DJIA, S&P 500 now under same company
BY DAVID ROEDER Business Reporter firstname.lastname@example.org July 2, 2012 11:30AM
Updated: August 4, 2012 6:18AM
The two most common barometers of the U.S. stock market, the Dow Jones industrial average and the Standard & Poor’s 500 index, are now under the same ownership.
Chicago exchange operator CME Group Inc., which owns the Dow business, and McGraw-Hill Cos. said Monday they are combining the stock indexes under a joint venture called S&P Dow Jones Indices.
McGraw-Hill owns the S&P segment and will control 73 percent of the joint venture. CME said it will control 24.4 percent and Dow Jones & Co., part of News Corp., will have the rest.
The arrangement calls for CME to pay the joint venture a share of its profits from futures trading in its S&P contracts. The companies also said CME’s exclusive right to list S&P-related contracts was extended, but terms were not given.
The new business publishes indexes for 575 exchange-traded funds. The companies said it had $421 million in revenue last year.
Among its products that are widely used by fund managers are the S&P/Case-Shiller home price indexes and the S&P GSC and Dow Jones-UBS commodity indexes.
Terry Duffy, executive chairman of CME Group, said the deal “will create new risk management index products and trading opportunities for both our institutional and retail customers around the world.
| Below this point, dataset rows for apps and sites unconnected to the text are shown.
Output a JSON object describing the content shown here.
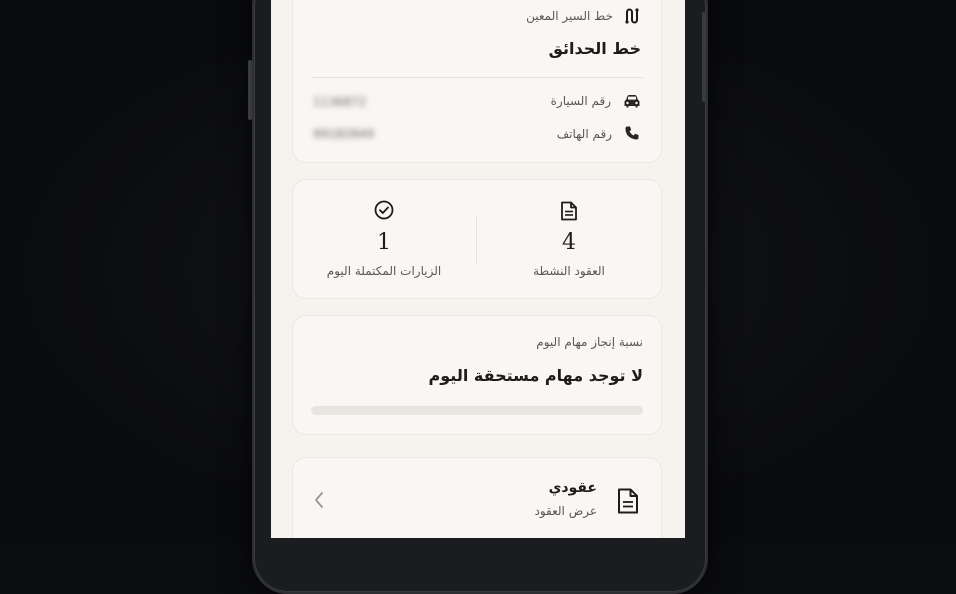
{
  "route": {
    "label": "خط السير المعين",
    "name": "خط الحدائق",
    "icon": "route-icon"
  },
  "vehicle": {
    "label": "رقم السيارة",
    "value": "1136872",
    "icon": "car-icon"
  },
  "phone": {
    "label": "رقم الهاتف",
    "value": "99182849",
    "icon": "phone-icon"
  },
  "stats": {
    "active_contracts": {
      "value": "4",
      "label": "العقود النشطة",
      "icon": "document-icon"
    },
    "completed_visits": {
      "value": "1",
      "label": "الزيارات المكتملة اليوم",
      "icon": "check-circle-icon"
    }
  },
  "tasks": {
    "label": "نسبة إنجاز مهام اليوم",
    "status": "لا توجد مهام مستحقة اليوم",
    "progress": 0
  },
  "contracts_link": {
    "title": "عقودي",
    "subtitle": "عرض العقود",
    "icon": "document-icon",
    "arrow_icon": "chevron-left-icon"
  },
  "colors": {
    "screen_bg": "#f6f3ef",
    "card_bg": "#f9f7f4",
    "text": "#1f1c1a",
    "muted": "#5b5753"
  }
}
In addition, this transaction diversifies CME Group’s revenue base and creates value for our shareholders.”
CME owns the Chicago Mercantile Exchange and the Chicago Board of Trade.
In another aspect of the deal, CME sold a London-based company that provides data on credit-default swaps prices to S&P Capital IQ, a data business of McGraw-Hill.